The Good Scrub Guide and other simple ways to beat the microbead
Guest blog by Daniel Steadman of Fauna & Flora International.
Over the past three years, Fauna & Flora International (FFI) has been collecting data on microplastic use in personal care and cosmetic products and working effectively with UK brands on a voluntary phase out of microplastic ingredients in partnership with the Marine Conservation Society (MCS). This year, FFI has also partnered with Greenpeace UK on this issue and is now sharing our findings to help you choose a wide range of microplastic-free products.
Polluting plastic microbeads are used in a range of toiletries and cosmetics, for exfoliating and other purposes. However when these tiny pieces of plastic go down the drain, they end up in rivers and seas where they can harm wildlife.
It’s an issue that initially surprises many people, but often evokes a similar response – over 300,000 people have signed the petition to ban microbeads in the UK, launched by Greenpeace in partnership with Fauna & Flora International (FFI), the Marine Conservation Society (MCS) and Environmental Investigation Agency (EIA). In addition, over 90% of British people surveyed by Greenpeace also support a ban on these polluting plastic ingredients.
In addition to expressing support for a legal ban, you might be wondering what else you can do in the meantime.
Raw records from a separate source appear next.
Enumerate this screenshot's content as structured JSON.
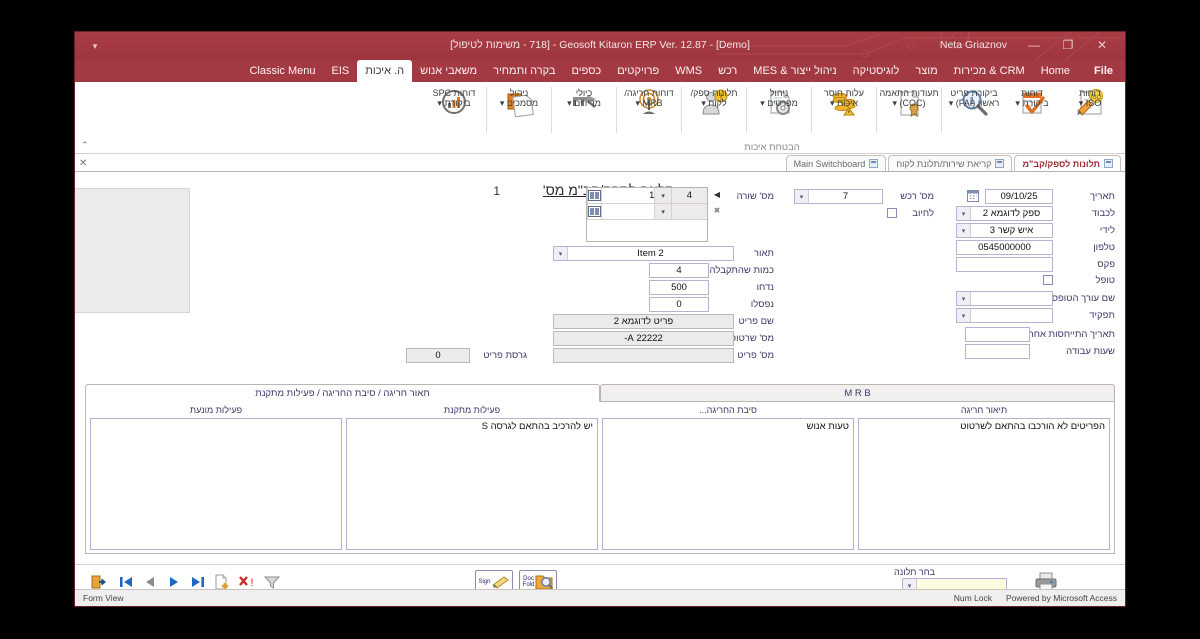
{
  "titlebar": {
    "qat_icon": "customize-quick-access-icon",
    "title": "Geosoft Kitaron ERP Ver. 12.87 - [Demo] - [718 - משימות לטיפול]",
    "user": "Neta Griaznov",
    "minimize": "—",
    "restore": "❐",
    "close": "✕"
  },
  "ribbon_tabs": [
    {
      "label": "File",
      "active": false
    },
    {
      "label": "Home",
      "active": false
    },
    {
      "label": "CRM & מכירות",
      "active": false
    },
    {
      "label": "מוצר",
      "active": false
    },
    {
      "label": "לוגיסטיקה",
      "active": false
    },
    {
      "label": "ניהול ייצור & MES",
      "active": false
    },
    {
      "label": "רכש",
      "active": false
    },
    {
      "label": "WMS",
      "active": false
    },
    {
      "label": "פרויקטים",
      "active": false
    },
    {
      "label": "כספים",
      "active": false
    },
    {
      "label": "בקרה ותמחיר",
      "active": false
    },
    {
      "label": "משאבי אנוש",
      "active": false
    },
    {
      "label": "ה. איכות",
      "active": true
    },
    {
      "label": "EIS",
      "active": false
    },
    {
      "label": "Classic Menu",
      "active": false
    }
  ],
  "ribbon": {
    "group_label": "הבטחת איכות",
    "collapse_icon": "chevron-up-icon",
    "buttons": [
      {
        "label": "דוחות\nISO ▾",
        "icon": "iso-report-icon"
      },
      {
        "label": "דוחות\nביקורת ▾",
        "icon": "audit-report-icon"
      },
      {
        "label": "ביקורת פריט\nראשון (FAI) ▾",
        "icon": "first-article-inspection-icon"
      },
      {
        "label": "תעודות התאמה\n(COC) ▾",
        "icon": "certificate-of-conformance-icon"
      },
      {
        "label": "עלות חוסר\nאיכות ▾",
        "icon": "cost-of-poor-quality-icon"
      },
      {
        "label": "ניהול\nמפרטים ▾",
        "icon": "specification-management-icon"
      },
      {
        "label": "תלונות ספק/\nלקוח ▾",
        "icon": "supplier-customer-complaints-icon"
      },
      {
        "label": "דוחות חריגה/\nMRB ▾",
        "icon": "deviation-mrb-icon"
      },
      {
        "label": "כיולי\nמדידים ▾",
        "icon": "gauge-calibration-icon"
      },
      {
        "label": "ניהול\nמסמכים ▾",
        "icon": "document-management-icon"
      },
      {
        "label": "דוחות SPC\nביקורת ▾",
        "icon": "spc-reports-icon"
      }
    ]
  },
  "doc_tabs": [
    {
      "label": "Main Switchboard",
      "active": false
    },
    {
      "label": "קריאת שירות/תלונת לקוח",
      "active": false
    },
    {
      "label": "תלונות לספק/קב\"מ",
      "active": true
    }
  ],
  "doc_tabs_close": "✕",
  "form": {
    "title": "תלונה לספק/קב\"מ מס'",
    "number": "1",
    "image_placeholder": "form-image-placeholder",
    "right_column": [
      {
        "label": "תאריך",
        "value": "09/10/25",
        "type": "date",
        "icon": "calendar-icon"
      },
      {
        "label": "לכבוד",
        "value": "ספק לדוגמא 2",
        "type": "combo"
      },
      {
        "label": "לידי",
        "value": "איש קשר 3",
        "type": "combo"
      },
      {
        "label": "טלפון",
        "value": "0545000000",
        "type": "text"
      },
      {
        "label": "פקס",
        "value": "",
        "type": "text"
      },
      {
        "label": "טופל",
        "value": "",
        "type": "checkbox"
      },
      {
        "label": "שם עורך הטופס",
        "value": "",
        "type": "combo"
      },
      {
        "label": "תפקיד",
        "value": "",
        "type": "combo"
      },
      {
        "label": "תאריך התייחסות אחרון",
        "value": "",
        "type": "text"
      },
      {
        "label": "שעות עבודה",
        "value": "",
        "type": "text"
      }
    ],
    "mid_column": {
      "asset_label": "מס' רכש",
      "asset_value": "7",
      "charge_label": "לחיוב",
      "row_label": "מס' שורה",
      "grid": {
        "row1": {
          "num": "4",
          "txt": "1",
          "book_icon": "record-book-icon"
        },
        "row2": {
          "num": "",
          "txt": "",
          "book_icon": "record-book-icon"
        }
      },
      "fields": [
        {
          "label": "תאור",
          "value": "Item 2",
          "type": "combo"
        },
        {
          "label": "כמות שהתקבלה",
          "value": "4",
          "type": "text"
        },
        {
          "label": "נדחו",
          "value": "500",
          "type": "text"
        },
        {
          "label": "נפסלו",
          "value": "0",
          "type": "text"
        },
        {
          "label": "שם פריט",
          "value": "פריט לדוגמא 2",
          "type": "readonly"
        },
        {
          "label": "מס' שרטוט",
          "value": "22222 A-",
          "type": "readonly"
        },
        {
          "label": "מס' פריט",
          "value": "",
          "type": "readonly"
        }
      ],
      "version_label": "גרסת פריט",
      "version_value": "0"
    },
    "lower_tabs": [
      {
        "label": "תאור חריגה / סיבת החריגה / פעילות מתקנת",
        "active": true
      },
      {
        "label": "M R B",
        "active": false
      }
    ],
    "lower_columns": [
      {
        "header": "תיאור חריגה",
        "value": "הפריטים לא הורכבו בהתאם לשרטוט"
      },
      {
        "header": "סיבת החריגה...",
        "value": "טעות אנוש"
      },
      {
        "header": "פעילות מתקנת",
        "value": "יש להרכיב בהתאם לגרסה S"
      },
      {
        "header": "פעילות מונעת",
        "value": ""
      }
    ]
  },
  "navbar": {
    "buttons": [
      {
        "icon": "exit-door-icon",
        "name": "exit-button"
      },
      {
        "icon": "first-record-icon",
        "name": "first-record-button"
      },
      {
        "icon": "previous-record-icon",
        "name": "previous-record-button"
      },
      {
        "icon": "next-record-icon",
        "name": "next-record-button"
      },
      {
        "icon": "last-record-icon",
        "name": "last-record-button"
      },
      {
        "icon": "new-record-icon",
        "name": "new-record-button"
      },
      {
        "icon": "delete-record-icon",
        "name": "delete-record-button"
      },
      {
        "icon": "filter-icon",
        "name": "filter-button"
      }
    ],
    "sign_button": {
      "line1": "Sign",
      "icon": "signature-icon"
    },
    "docfold_button": {
      "line1": "Doc",
      "line2": "Fold",
      "icon": "document-folder-search-icon"
    },
    "select_complaint_label": "בחר תלונה",
    "select_complaint_value": "",
    "print_icon": "printer-icon"
  },
  "statusbar": {
    "view": "Form View",
    "numlock": "Num Lock",
    "powered": "Powered by Microsoft Access"
  },
  "colors": {
    "brand_red": "#a33942",
    "label_blue": "#3b3769",
    "field_border": "#b6b2cf",
    "readonly_bg": "#eceaea"
  }
}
There are a number of simple ways you can further help to end this preventable and unnecessary source of marine plastic pollution:
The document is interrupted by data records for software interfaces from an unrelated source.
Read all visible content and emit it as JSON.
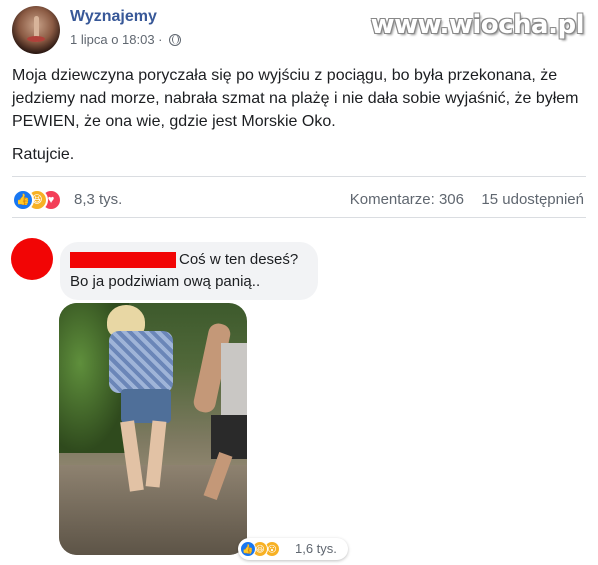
{
  "post": {
    "page_name": "Wyznajemy",
    "date": "1 lipca o 18:03 ·",
    "privacy_icon": "globe-icon",
    "watermark": "www.wiocha.pl",
    "paragraph1": "Moja dziewczyna poryczała się po wyjściu z pociągu, bo była przekonana, że jedziemy nad morze, nabrała szmat na plażę i nie dała sobie wyjaśnić, że byłem PEWIEN, że ona wie, gdzie jest Morskie Oko.",
    "paragraph2": "Ratujcie.",
    "reactions": {
      "icons": [
        "like-icon",
        "haha-icon",
        "love-icon"
      ],
      "count": "8,3 tys."
    },
    "comments_count": "Komentarze: 306",
    "shares_count": "15 udostępnień"
  },
  "comment": {
    "line1": "Coś w ten deseś?",
    "line2": "Bo ja podziwiam ową panią..",
    "photo_reactions": {
      "icons": [
        "like-icon",
        "haha-icon",
        "wow-icon"
      ],
      "count": "1,6 tys."
    }
  },
  "colors": {
    "name_link": "#385898",
    "redaction": "#f20505",
    "like": "#1877f2",
    "love": "#f33e58",
    "haha": "#f7b125"
  }
}
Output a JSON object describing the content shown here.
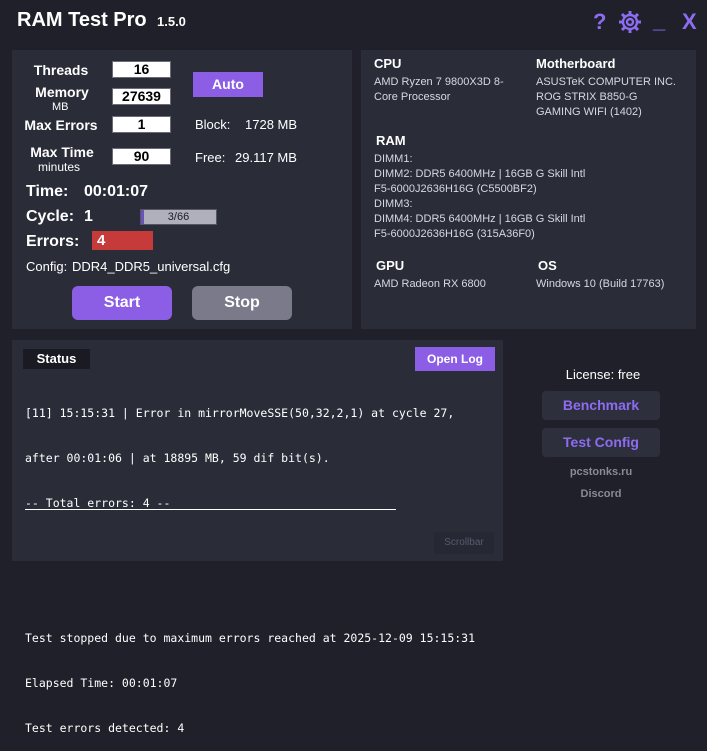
{
  "app": {
    "title": "RAM Test Pro",
    "version": "1.5.0"
  },
  "window": {
    "help": "?",
    "settings_icon": "gear-icon",
    "minimize": "_",
    "close": "X"
  },
  "colors": {
    "accent": "#8c5ee6",
    "background": "#1f2029",
    "panel": "#2a2c38",
    "error": "#c63a3a"
  },
  "settings": {
    "threads_label": "Threads",
    "threads_value": "16",
    "memory_label": "Memory",
    "memory_unit": "MB",
    "memory_value": "27639",
    "max_errors_label": "Max Errors",
    "max_errors_value": "1",
    "max_time_label": "Max Time",
    "max_time_unit": "minutes",
    "max_time_value": "90",
    "auto_label": "Auto",
    "block_label": "Block:",
    "block_value": "1728 MB",
    "free_label": "Free:",
    "free_value": "29.117 MB"
  },
  "run": {
    "time_label": "Time:",
    "time_value": "00:01:07",
    "cycle_label": "Cycle:",
    "cycle_value": "1",
    "progress_text": "3/66",
    "progress_fraction": 0.045,
    "errors_label": "Errors:",
    "errors_value": "4",
    "config_label": "Config:",
    "config_value": "DDR4_DDR5_universal.cfg",
    "start_label": "Start",
    "stop_label": "Stop"
  },
  "hardware": {
    "cpu_label": "CPU",
    "cpu_value": "AMD Ryzen 7 9800X3D 8-Core Processor",
    "mb_label": "Motherboard",
    "mb_line1": "ASUSTeK COMPUTER INC.",
    "mb_line2": "ROG STRIX B850-G",
    "mb_line3": "GAMING WIFI (1402)",
    "ram_label": "RAM",
    "ram_lines": [
      "DIMM1:",
      "DIMM2: DDR5 6400MHz | 16GB G Skill Intl",
      "F5-6000J2636H16G (C5500BF2)",
      "DIMM3:",
      "DIMM4: DDR5 6400MHz | 16GB G Skill Intl",
      "F5-6000J2636H16G (315A36F0)"
    ],
    "gpu_label": "GPU",
    "gpu_value": "AMD Radeon RX 6800",
    "os_label": "OS",
    "os_value": "Windows 10 (Build 17763)"
  },
  "status": {
    "tab_label": "Status",
    "open_log_label": "Open Log",
    "log_lines": [
      "[11] 15:15:31 | Error in mirrorMoveSSE(50,32,2,1) at cycle 27,",
      "after 00:01:06 | at 18895 MB, 59 dif bit(s).",
      "-- Total errors: 4 --",
      "",
      "",
      "Test stopped due to maximum errors reached at 2025-12-09 15:15:31",
      "Elapsed Time: 00:01:07",
      "Test errors detected: 4"
    ],
    "scrollbar_label": "Scrollbar"
  },
  "side": {
    "license": "License: free",
    "benchmark_label": "Benchmark",
    "test_config_label": "Test Config",
    "site": "pcstonks.ru",
    "discord": "Discord"
  }
}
Use FFI’s regularly updated Good Scrub Guide to find and choose microplastic-free face scrubs in no time.
Quick follow-up guides highlighting brands that produce plastic-free toothpastes, body scrubs and shaving products will also help you make your bathroom a microplastic-free zone.
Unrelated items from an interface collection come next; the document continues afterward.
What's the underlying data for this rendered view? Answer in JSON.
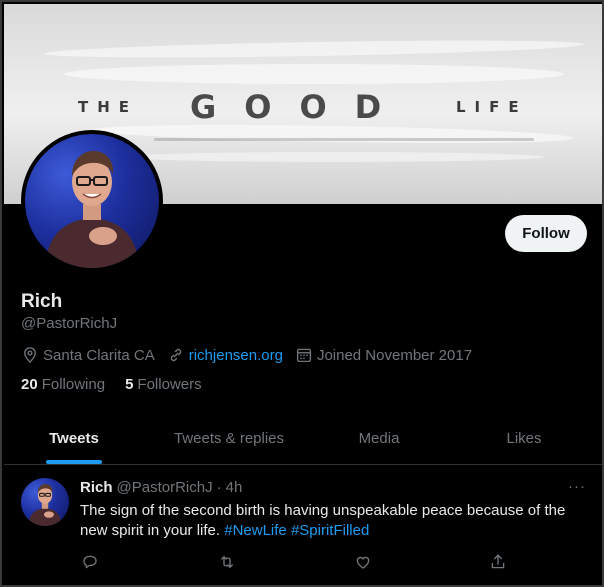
{
  "banner": {
    "word_the": "THE",
    "word_good": "GOOD",
    "word_life": "LIFE"
  },
  "profile": {
    "name": "Rich",
    "handle": "@PastorRichJ",
    "location": "Santa Clarita CA",
    "website": "richjensen.org",
    "joined": "Joined November 2017",
    "following_count": "20",
    "following_label": "Following",
    "followers_count": "5",
    "followers_label": "Followers",
    "follow_button": "Follow"
  },
  "tabs": [
    {
      "label": "Tweets",
      "active": true
    },
    {
      "label": "Tweets & replies",
      "active": false
    },
    {
      "label": "Media",
      "active": false
    },
    {
      "label": "Likes",
      "active": false
    }
  ],
  "tweet": {
    "author": "Rich",
    "handle": "@PastorRichJ",
    "separator": "·",
    "time": "4h",
    "more": "···",
    "text": "The sign of the second birth is having unspeakable peace because of the new spirit in your life.",
    "hashtags": [
      "#NewLife",
      "#SpiritFilled"
    ]
  },
  "colors": {
    "accent": "#1d9bf0",
    "background": "#000000",
    "text": "#e7e9ea",
    "muted": "#71767b"
  },
  "icons": [
    "location-icon",
    "link-icon",
    "calendar-icon",
    "reply-icon",
    "retweet-icon",
    "like-icon",
    "share-icon"
  ]
}
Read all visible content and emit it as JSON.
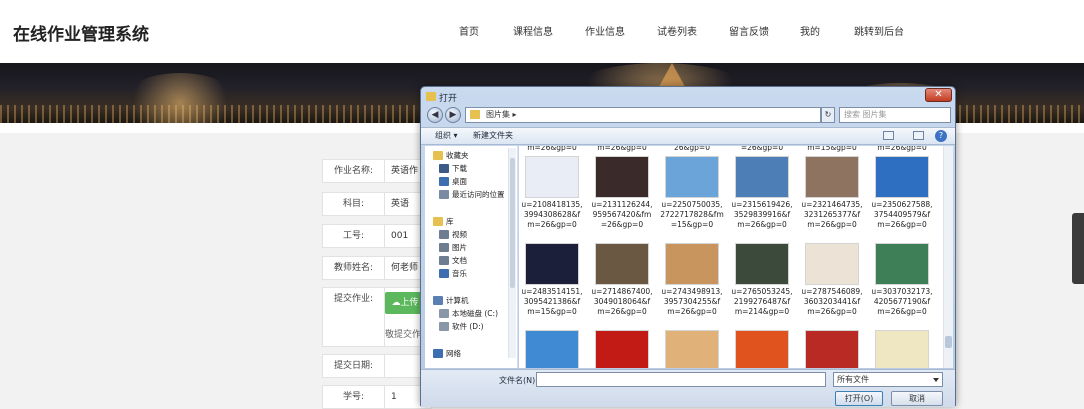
{
  "site": {
    "title": "在线作业管理系统",
    "nav": [
      "首页",
      "课程信息",
      "作业信息",
      "试卷列表",
      "留言反馈",
      "我的",
      "跳转到后台"
    ]
  },
  "form": {
    "rows": [
      {
        "label": "作业名称:",
        "value": "英语作"
      },
      {
        "label": "科目:",
        "value": "英语"
      },
      {
        "label": "工号:",
        "value": "001"
      },
      {
        "label": "教师姓名:",
        "value": "何老师"
      },
      {
        "label": "提交作业:",
        "value": ""
      },
      {
        "label": "提交日期:",
        "value": ""
      },
      {
        "label": "学号:",
        "value": "1"
      }
    ],
    "upload_label": "上传",
    "upload_hint": "敬提交作业"
  },
  "dialog": {
    "title": "打开",
    "close": "✕",
    "path": "图片集 ▸",
    "search_placeholder": "搜索 图片集",
    "toolbar": {
      "organize": "组织 ▾",
      "new_folder": "新建文件夹"
    },
    "nav_items": [
      {
        "label": "收藏夹",
        "icon": "star-icon",
        "color": "#e7c14f"
      },
      {
        "label": "下载",
        "icon": "download-folder-icon",
        "color": "#3d5a86"
      },
      {
        "label": "桌面",
        "icon": "desktop-icon",
        "color": "#3d6fb0"
      },
      {
        "label": "最近访问的位置",
        "icon": "recent-places-icon",
        "color": "#7a8aa0"
      },
      {
        "label": "库",
        "icon": "library-icon",
        "color": "#e7c14f"
      },
      {
        "label": "视频",
        "icon": "video-library-icon",
        "color": "#6f7d90"
      },
      {
        "label": "图片",
        "icon": "pictures-library-icon",
        "color": "#6f7d90"
      },
      {
        "label": "文档",
        "icon": "documents-library-icon",
        "color": "#6f7d90"
      },
      {
        "label": "音乐",
        "icon": "music-library-icon",
        "color": "#3d6fb0"
      },
      {
        "label": "计算机",
        "icon": "computer-icon",
        "color": "#5a7fb5"
      },
      {
        "label": "本地磁盘 (C:)",
        "icon": "drive-c-icon",
        "color": "#8a97a8"
      },
      {
        "label": "软件 (D:)",
        "icon": "drive-d-icon",
        "color": "#8a97a8"
      },
      {
        "label": "网络",
        "icon": "network-icon",
        "color": "#3d6fb0"
      }
    ],
    "top_captions": [
      "m=26&gp=0",
      "m=26&gp=0",
      "26&gp=0",
      "=26&gp=0",
      "m=15&gp=0",
      "m=26&gp=0"
    ],
    "files": [
      {
        "caption": "u=2108418135,\n3994308628&f\nm=26&gp=0",
        "color": "#e9eef6"
      },
      {
        "caption": "u=2131126244,\n959567420&fm\n=26&gp=0",
        "color": "#3a2a2a"
      },
      {
        "caption": "u=2250750035,\n2722717828&fm\n=15&gp=0",
        "color": "#6aa4d8"
      },
      {
        "caption": "u=2315619426,\n3529839916&f\nm=26&gp=0",
        "color": "#4d7fb6"
      },
      {
        "caption": "u=2321464735,\n3231265377&f\nm=26&gp=0",
        "color": "#8d7360"
      },
      {
        "caption": "u=2350627588,\n3754409579&f\nm=26&gp=0",
        "color": "#2f6fc2"
      },
      {
        "caption": "u=2483514151,\n3095421386&f\nm=15&gp=0",
        "color": "#1b1f3a"
      },
      {
        "caption": "u=2714867400,\n3049018064&f\nm=26&gp=0",
        "color": "#6b5842"
      },
      {
        "caption": "u=2743498913,\n3957304255&f\nm=26&gp=0",
        "color": "#c8955e"
      },
      {
        "caption": "u=2765053245,\n2199276487&f\nm=214&gp=0",
        "color": "#3b4a3a"
      },
      {
        "caption": "u=2787546089,\n3603203441&f\nm=26&gp=0",
        "color": "#ece3d6"
      },
      {
        "caption": "u=3037032173,\n4205677190&f\nm=26&gp=0",
        "color": "#3e7f58"
      },
      {
        "caption": "",
        "color": "#3f8ad2"
      },
      {
        "caption": "",
        "color": "#c21a14"
      },
      {
        "caption": "",
        "color": "#e0b27a"
      },
      {
        "caption": "",
        "color": "#e0531e"
      },
      {
        "caption": "",
        "color": "#b92a25"
      },
      {
        "caption": "",
        "color": "#efe6c2"
      }
    ],
    "filename_label": "文件名(N):",
    "filename_value": "",
    "filetype": "所有文件",
    "open": "打开(O)",
    "cancel": "取消"
  }
}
When you’re on the go, download the free Beat the Microbead smartphone app to simply scan a product’s barcode to check whether it contains plastic microbeads.
Concerned about products already on your bathroom shelf? Check whether they contain microplastics by looking for the following ingredients: polyethylene (PE), polypropylene (PP), polyethylene terephthalate (PET), polymethyl methacrylate (PMMA), polytetrafluoroethylene (PTFE), and nylon.
If you have already bought products containing microplastics, you can send them back to the manufacturer, asking them to end the use of these ingredients. Not sure what to write? Feel free to use this letter template.
Have a product you would like FFI to assess? Fill out this form and they will investigate further.
If you want to know more about the widespread use of plastic ingredients in cosmetics, we recommend UNEP’s latest report on the issue.
By voting with your wallet for microplastic-free products and making your choice known, you can prevent polluting microplastics from entering the sea through your sink. At the same time you’re influencing manufacturers, retailers and policy makers alike to take meaningful action to address this avoidable pollution.
If you have not done so already, make sure to also sign the petition calling on Prime Minister David Cameron to ban the use of microplastics in products that can go down the drain.